▶ **Exercise requirements**: Word for word, restate the entries below and exclude every image.

▶ **Excerpted data**:

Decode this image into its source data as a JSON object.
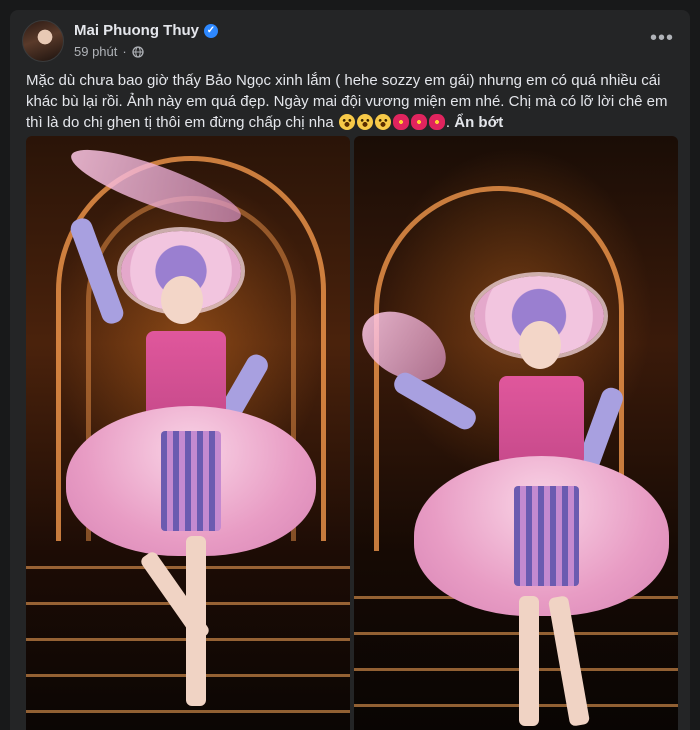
{
  "post": {
    "author": "Mai Phuong Thuy",
    "time": "59 phút",
    "separator": "·",
    "caption": "Mặc dù chưa bao giờ thấy Bảo Ngọc xinh lắm ( hehe sozzy em gái) nhưng em có quá nhiều cái khác bù lại rồi. Ảnh này em quá đẹp. Ngày mai đội vương miện em nhé. Chị mà có lỡ lời chê em thì là do chị ghen tị thôi em đừng chấp chị nha",
    "see_less": "Ẩn bớt",
    "emojis": [
      "shocked-face",
      "shocked-face",
      "shocked-face",
      "red-flower",
      "red-flower",
      "red-flower"
    ]
  },
  "icons": {
    "verified": "verified-badge-icon",
    "audience": "globe-icon",
    "more": "more-options-icon"
  },
  "colors": {
    "background": "#18191a",
    "card": "#242526",
    "text": "#e4e6eb",
    "secondary_text": "#b0b3b8",
    "verified_blue": "#2d88ff"
  }
}
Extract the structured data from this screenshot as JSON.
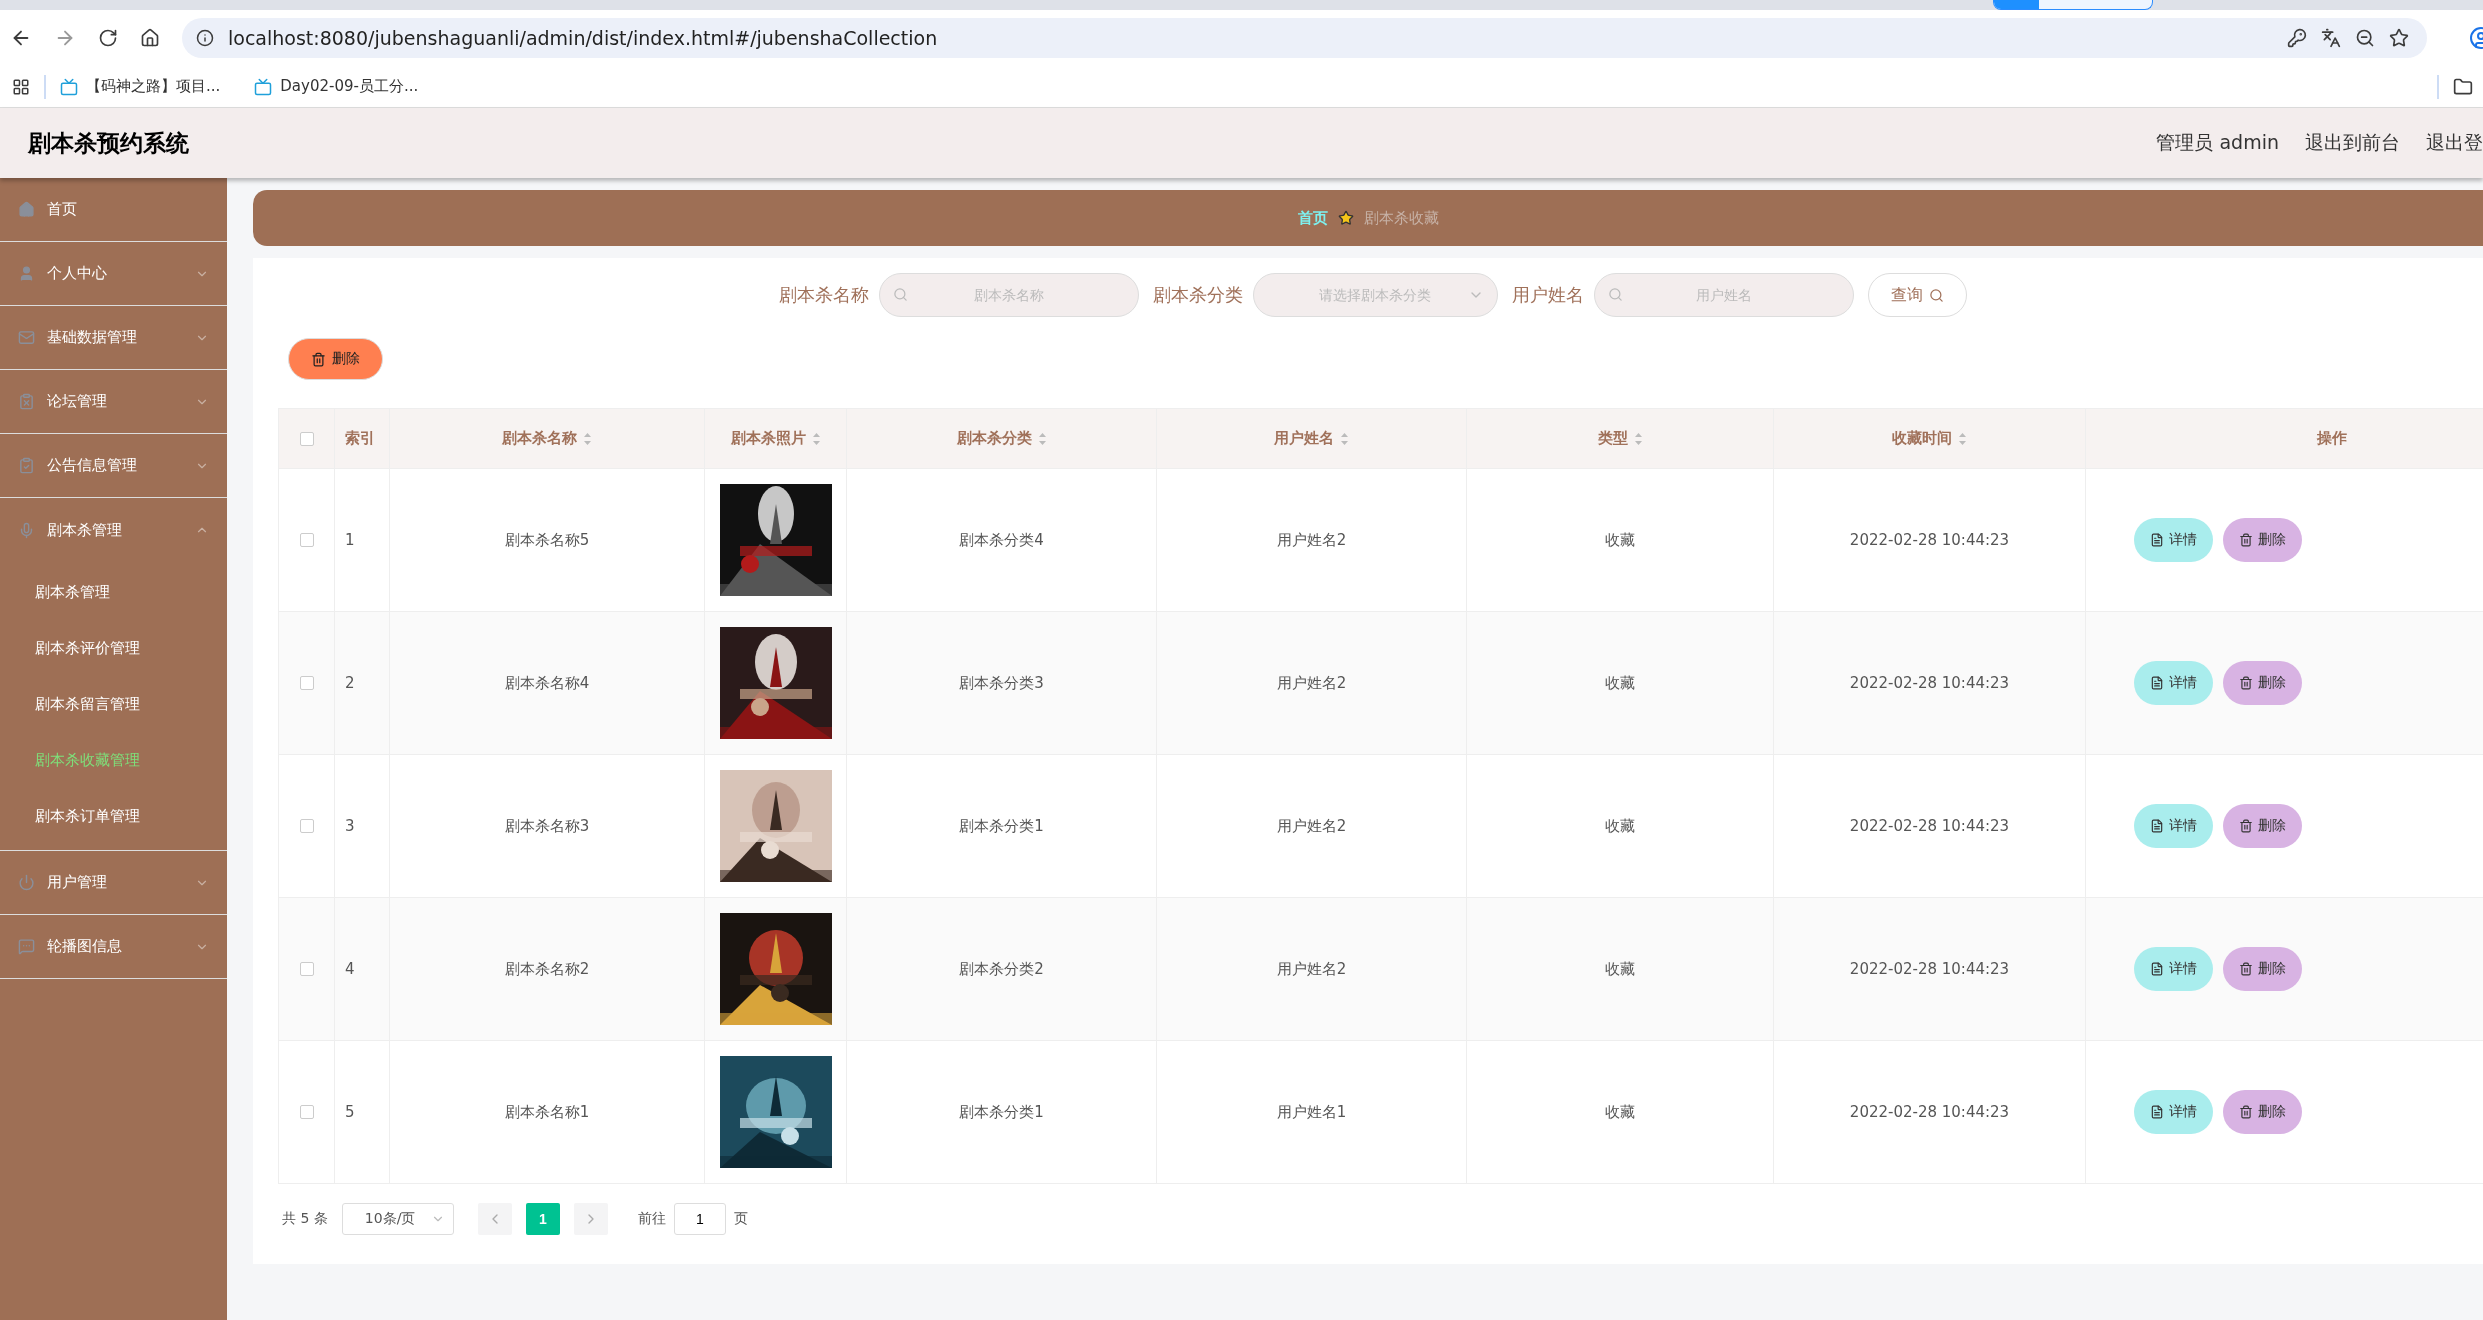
{
  "browser": {
    "url": "localhost:8080/jubenshaguanli/admin/dist/index.html#/jubenshaCollection",
    "bookmarks": [
      "【码神之路】项目...",
      "Day02-09-员工分..."
    ]
  },
  "header": {
    "title": "剧本杀预约系统",
    "links": [
      "管理员 admin",
      "退出到前台",
      "退出登"
    ]
  },
  "sidebar": {
    "items": [
      {
        "label": "首页",
        "kind": "link"
      },
      {
        "label": "个人中心",
        "kind": "menu",
        "expanded": false
      },
      {
        "label": "基础数据管理",
        "kind": "menu",
        "expanded": false
      },
      {
        "label": "论坛管理",
        "kind": "menu",
        "expanded": false
      },
      {
        "label": "公告信息管理",
        "kind": "menu",
        "expanded": false
      },
      {
        "label": "剧本杀管理",
        "kind": "menu",
        "expanded": true,
        "children": [
          {
            "label": "剧本杀管理",
            "selected": false
          },
          {
            "label": "剧本杀评价管理",
            "selected": false
          },
          {
            "label": "剧本杀留言管理",
            "selected": false
          },
          {
            "label": "剧本杀收藏管理",
            "selected": true
          },
          {
            "label": "剧本杀订单管理",
            "selected": false
          }
        ]
      },
      {
        "label": "用户管理",
        "kind": "menu",
        "expanded": false
      },
      {
        "label": "轮播图信息",
        "kind": "menu",
        "expanded": false
      }
    ]
  },
  "breadcrumb": [
    {
      "label": "首页",
      "kind": "link"
    },
    {
      "label": "剧本杀收藏",
      "kind": "current"
    }
  ],
  "search": {
    "fields": [
      {
        "label": "剧本杀名称",
        "placeholder": "剧本杀名称",
        "kind": "text"
      },
      {
        "label": "剧本杀分类",
        "placeholder": "请选择剧本杀分类",
        "kind": "select"
      },
      {
        "label": "用户姓名",
        "placeholder": "用户姓名",
        "kind": "text"
      }
    ],
    "button": "查询"
  },
  "delete_button": "删除",
  "table": {
    "select_all": {
      "checked": false
    },
    "columns": [
      {
        "label": "索引",
        "sortable": false
      },
      {
        "label": "剧本杀名称",
        "sortable": true
      },
      {
        "label": "剧本杀照片",
        "sortable": true
      },
      {
        "label": "剧本杀分类",
        "sortable": true
      },
      {
        "label": "用户姓名",
        "sortable": true
      },
      {
        "label": "类型",
        "sortable": true
      },
      {
        "label": "收藏时间",
        "sortable": true
      },
      {
        "label": "操作",
        "sortable": false
      }
    ],
    "rows": [
      {
        "checked": false,
        "index": "1",
        "name": "剧本杀名称5",
        "photo": {
          "kind": "picture"
        },
        "category": "剧本杀分类4",
        "user": "用户姓名2",
        "type": "收藏",
        "time": "2022-02-28 10:44:23",
        "actions": [
          "详情",
          "删除"
        ]
      },
      {
        "checked": false,
        "index": "2",
        "name": "剧本杀名称4",
        "photo": {
          "kind": "picture"
        },
        "category": "剧本杀分类3",
        "user": "用户姓名2",
        "type": "收藏",
        "time": "2022-02-28 10:44:23",
        "actions": [
          "详情",
          "删除"
        ]
      },
      {
        "checked": false,
        "index": "3",
        "name": "剧本杀名称3",
        "photo": {
          "kind": "picture"
        },
        "category": "剧本杀分类1",
        "user": "用户姓名2",
        "type": "收藏",
        "time": "2022-02-28 10:44:23",
        "actions": [
          "详情",
          "删除"
        ]
      },
      {
        "checked": false,
        "index": "4",
        "name": "剧本杀名称2",
        "photo": {
          "kind": "picture"
        },
        "category": "剧本杀分类2",
        "user": "用户姓名2",
        "type": "收藏",
        "time": "2022-02-28 10:44:23",
        "actions": [
          "详情",
          "删除"
        ]
      },
      {
        "checked": false,
        "index": "5",
        "name": "剧本杀名称1",
        "photo": {
          "kind": "picture"
        },
        "category": "剧本杀分类1",
        "user": "用户姓名1",
        "type": "收藏",
        "time": "2022-02-28 10:44:23",
        "actions": [
          "详情",
          "删除"
        ]
      }
    ]
  },
  "pagination": {
    "total": "共 5 条",
    "page_size": "10条/页",
    "pages": [
      {
        "label": "1",
        "selected": true
      }
    ],
    "goto_label": "前往",
    "goto_value": "1",
    "page_suffix": "页"
  }
}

▶ **Answer**:
Decode this image into its source data as a JSON object.
{
  "post": {
    "author": "Mai Phuong Thuy",
    "time": "59 phút",
    "separator": "·",
    "caption": "Mặc dù chưa bao giờ thấy Bảo Ngọc xinh lắm ( hehe sozzy em gái) nhưng em có quá nhiều cái khác bù lại rồi. Ảnh này em quá đẹp. Ngày mai đội vương miện em nhé. Chị mà có lỡ lời chê em thì là do chị ghen tị thôi em đừng chấp chị nha",
    "see_less": "Ẩn bớt",
    "emojis": [
      "shocked-face",
      "shocked-face",
      "shocked-face",
      "red-flower",
      "red-flower",
      "red-flower"
    ]
  },
  "icons": {
    "verified": "verified-badge-icon",
    "audience": "globe-icon",
    "more": "more-options-icon"
  },
  "colors": {
    "background": "#18191a",
    "card": "#242526",
    "text": "#e4e6eb",
    "secondary_text": "#b0b3b8",
    "verified_blue": "#2d88ff"
  }
}
Extract the structured data from this screenshot as JSON.
{
  "browser": {
    "url": "localhost:8080/jubenshaguanli/admin/dist/index.html#/jubenshaCollection",
    "bookmarks": [
      "【码神之路】项目...",
      "Day02-09-员工分..."
    ]
  },
  "header": {
    "title": "剧本杀预约系统",
    "links": [
      "管理员 admin",
      "退出到前台",
      "退出登"
    ]
  },
  "sidebar": {
    "items": [
      {
        "label": "首页",
        "kind": "link"
      },
      {
        "label": "个人中心",
        "kind": "menu",
        "expanded": false
      },
      {
        "label": "基础数据管理",
        "kind": "menu",
        "expanded": false
      },
      {
        "label": "论坛管理",
        "kind": "menu",
        "expanded": false
      },
      {
        "label": "公告信息管理",
        "kind": "menu",
        "expanded": false
      },
      {
        "label": "剧本杀管理",
        "kind": "menu",
        "expanded": true,
        "children": [
          {
            "label": "剧本杀管理",
            "selected": false
          },
          {
            "label": "剧本杀评价管理",
            "selected": false
          },
          {
            "label": "剧本杀留言管理",
            "selected": false
          },
          {
            "label": "剧本杀收藏管理",
            "selected": true
          },
          {
            "label": "剧本杀订单管理",
            "selected": false
          }
        ]
      },
      {
        "label": "用户管理",
        "kind": "menu",
        "expanded": false
      },
      {
        "label": "轮播图信息",
        "kind": "menu",
        "expanded": false
      }
    ]
  },
  "breadcrumb": [
    {
      "label": "首页",
      "kind": "link"
    },
    {
      "label": "剧本杀收藏",
      "kind": "current"
    }
  ],
  "search": {
    "fields": [
      {
        "label": "剧本杀名称",
        "placeholder": "剧本杀名称",
        "kind": "text"
      },
      {
        "label": "剧本杀分类",
        "placeholder": "请选择剧本杀分类",
        "kind": "select"
      },
      {
        "label": "用户姓名",
        "placeholder": "用户姓名",
        "kind": "text"
      }
    ],
    "button": "查询"
  },
  "delete_button": "删除",
  "table": {
    "select_all": {
      "checked": false
    },
    "columns": [
      {
        "label": "索引",
        "sortable": false
      },
      {
        "label": "剧本杀名称",
        "sortable": true
      },
      {
        "label": "剧本杀照片",
        "sortable": true
      },
      {
        "label": "剧本杀分类",
        "sortable": true
      },
      {
        "label": "用户姓名",
        "sortable": true
      },
      {
        "label": "类型",
        "sortable": true
      },
      {
        "label": "收藏时间",
        "sortable": true
      },
      {
        "label": "操作",
        "sortable": false
      }
    ],
    "rows": [
      {
        "checked": false,
        "index": "1",
        "name": "剧本杀名称5",
        "photo": {
          "kind": "picture"
        },
        "category": "剧本杀分类4",
        "user": "用户姓名2",
        "type": "收藏",
        "time": "2022-02-28 10:44:23",
        "actions": [
          "详情",
          "删除"
        ]
      },
      {
        "checked": false,
        "index": "2",
        "name": "剧本杀名称4",
        "photo": {
          "kind": "picture"
        },
        "category": "剧本杀分类3",
        "user": "用户姓名2",
        "type": "收藏",
        "time": "2022-02-28 10:44:23",
        "actions": [
          "详情",
          "删除"
        ]
      },
      {
        "checked": false,
        "index": "3",
        "name": "剧本杀名称3",
        "photo": {
          "kind": "picture"
        },
        "category": "剧本杀分类1",
        "user": "用户姓名2",
        "type": "收藏",
        "time": "2022-02-28 10:44:23",
        "actions": [
          "详情",
          "删除"
        ]
      },
      {
        "checked": false,
        "index": "4",
        "name": "剧本杀名称2",
        "photo": {
          "kind": "picture"
        },
        "category": "剧本杀分类2",
        "user": "用户姓名2",
        "type": "收藏",
        "time": "2022-02-28 10:44:23",
        "actions": [
          "详情",
          "删除"
        ]
      },
      {
        "checked": false,
        "index": "5",
        "name": "剧本杀名称1",
        "photo": {
          "kind": "picture"
        },
        "category": "剧本杀分类1",
        "user": "用户姓名1",
        "type": "收藏",
        "time": "2022-02-28 10:44:23",
        "actions": [
          "详情",
          "删除"
        ]
      }
    ]
  },
  "pagination": {
    "total": "共 5 条",
    "page_size": "10条/页",
    "pages": [
      {
        "label": "1",
        "selected": true
      }
    ],
    "goto_label": "前往",
    "goto_value": "1",
    "page_suffix": "页"
  }
}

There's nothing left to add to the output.